Daniel Henninger has a really brilliant article about the fact that the focus of the Presidential primaries, on both sides of the political divide, is entirely wrong, with form (and the hunt for public humiliation) dominating when substance should matter:
The world beyond America’s borders isn’t dormant; it is a globalized world trembling with problems and troubles that will remain after George Bush leaves office. Iraq’s future, Iran’s bomb, homicidal Islam, conniving North Korea, unhelpful Russia, rising China, booming India, Venezuela’s oil, Mexico’s human export. In our system, these matters are the responsibility of a president. But the campaign is devolving into a campaign about nothing. Rudy’s kids?
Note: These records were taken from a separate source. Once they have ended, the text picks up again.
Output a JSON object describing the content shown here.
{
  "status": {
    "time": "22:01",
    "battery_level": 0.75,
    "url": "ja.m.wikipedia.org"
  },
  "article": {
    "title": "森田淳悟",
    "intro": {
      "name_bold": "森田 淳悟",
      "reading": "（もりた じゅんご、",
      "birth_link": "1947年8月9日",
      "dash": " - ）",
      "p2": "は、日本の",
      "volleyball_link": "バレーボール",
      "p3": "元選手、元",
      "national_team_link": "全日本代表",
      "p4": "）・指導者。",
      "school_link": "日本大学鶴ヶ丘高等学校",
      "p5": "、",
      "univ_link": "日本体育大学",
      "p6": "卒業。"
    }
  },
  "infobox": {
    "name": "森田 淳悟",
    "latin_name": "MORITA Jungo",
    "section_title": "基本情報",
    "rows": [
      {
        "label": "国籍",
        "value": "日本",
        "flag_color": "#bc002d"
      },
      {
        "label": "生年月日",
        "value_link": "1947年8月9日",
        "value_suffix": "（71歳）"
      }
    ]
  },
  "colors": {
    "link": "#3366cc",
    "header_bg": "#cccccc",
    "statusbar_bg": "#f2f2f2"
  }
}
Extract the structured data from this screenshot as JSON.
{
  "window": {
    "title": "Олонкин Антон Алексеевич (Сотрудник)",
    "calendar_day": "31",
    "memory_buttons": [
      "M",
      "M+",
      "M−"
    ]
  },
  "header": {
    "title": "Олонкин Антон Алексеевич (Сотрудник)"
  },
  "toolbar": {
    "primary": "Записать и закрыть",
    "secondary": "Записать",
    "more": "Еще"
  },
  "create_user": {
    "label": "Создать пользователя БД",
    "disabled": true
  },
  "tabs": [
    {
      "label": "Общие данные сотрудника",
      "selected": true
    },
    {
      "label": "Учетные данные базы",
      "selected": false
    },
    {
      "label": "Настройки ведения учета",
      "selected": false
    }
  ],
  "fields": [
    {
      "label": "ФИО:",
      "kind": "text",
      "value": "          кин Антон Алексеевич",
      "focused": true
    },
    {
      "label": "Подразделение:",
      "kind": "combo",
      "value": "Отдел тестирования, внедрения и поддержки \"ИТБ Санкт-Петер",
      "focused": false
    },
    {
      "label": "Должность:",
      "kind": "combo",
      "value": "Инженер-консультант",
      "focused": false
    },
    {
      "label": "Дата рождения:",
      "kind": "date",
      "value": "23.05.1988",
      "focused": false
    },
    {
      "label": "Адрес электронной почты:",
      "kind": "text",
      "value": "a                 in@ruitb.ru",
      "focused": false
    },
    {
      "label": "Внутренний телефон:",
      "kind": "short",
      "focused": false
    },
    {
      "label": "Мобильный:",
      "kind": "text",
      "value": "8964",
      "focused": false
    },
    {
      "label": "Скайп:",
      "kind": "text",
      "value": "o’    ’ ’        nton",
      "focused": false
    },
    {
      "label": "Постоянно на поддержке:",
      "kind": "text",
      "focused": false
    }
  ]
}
Hillary’s “apology”? Set against the moment of the office they wish to hold, this is infantile.
Republican candidate policy is unavoidably yoked to the Bush patrimony, more or less. (John McCain is the undisputed master of the art of more or less.) The greater burden of proof falls on the Democratic contenders. The Democratic Party has built opposition to the presidency of George Bush wholly around the war in Iraq. So much so that the Democratic Party’s worldview by now resembles a Steinberg New Yorker cartoon–a wavy circle around Iraq, or even just Baghdad, with nothing beyond but vaporous nation shapes. It’s no accident that their major foreign-policy effort should be “non-binding.”
For the purposes of picking the next president, we should be glad that Democrats have made the presidency itself–its foreign-policy decisions and the use of presidential authority (Guantanamo, wiretapping, the war decision)–the core of their criticism. Hillary Clinton, Barack Obama and John Edwards are their standard bearers. Logically, one wonders: What do they think a presidency should be? What are their views on the exercise of presidential authority? Let’s find out now, before it’s too late.
Historically, a U.S. president’s tools are two: soft power and hard power. Soft power is diplomacy. Hard power is the military. The question that one wants answered soon is: Have the Democrats become a soft-power-only party? Hillary Clinton especially has berated the Bush presidency for not being willing to “talk” to the likes of Iran and Syria. Reading Democratic foreign-policy intellectuals of late, it is hard to find the conditions under which they would deploy U.S. military resources. The military option may be on the Democrats’ table, but it’s buried beneath a foot-high pile of talking points. Have the Democrats, in their opposition to the Bush Doctrine, forced anyone seeking their nomination into a soft-power-only corner? Someone should ask them.
Read the rest here.
UPDATE: To understand how silly non-issue primaries are, enjoy the first item in today’s Best of the Web.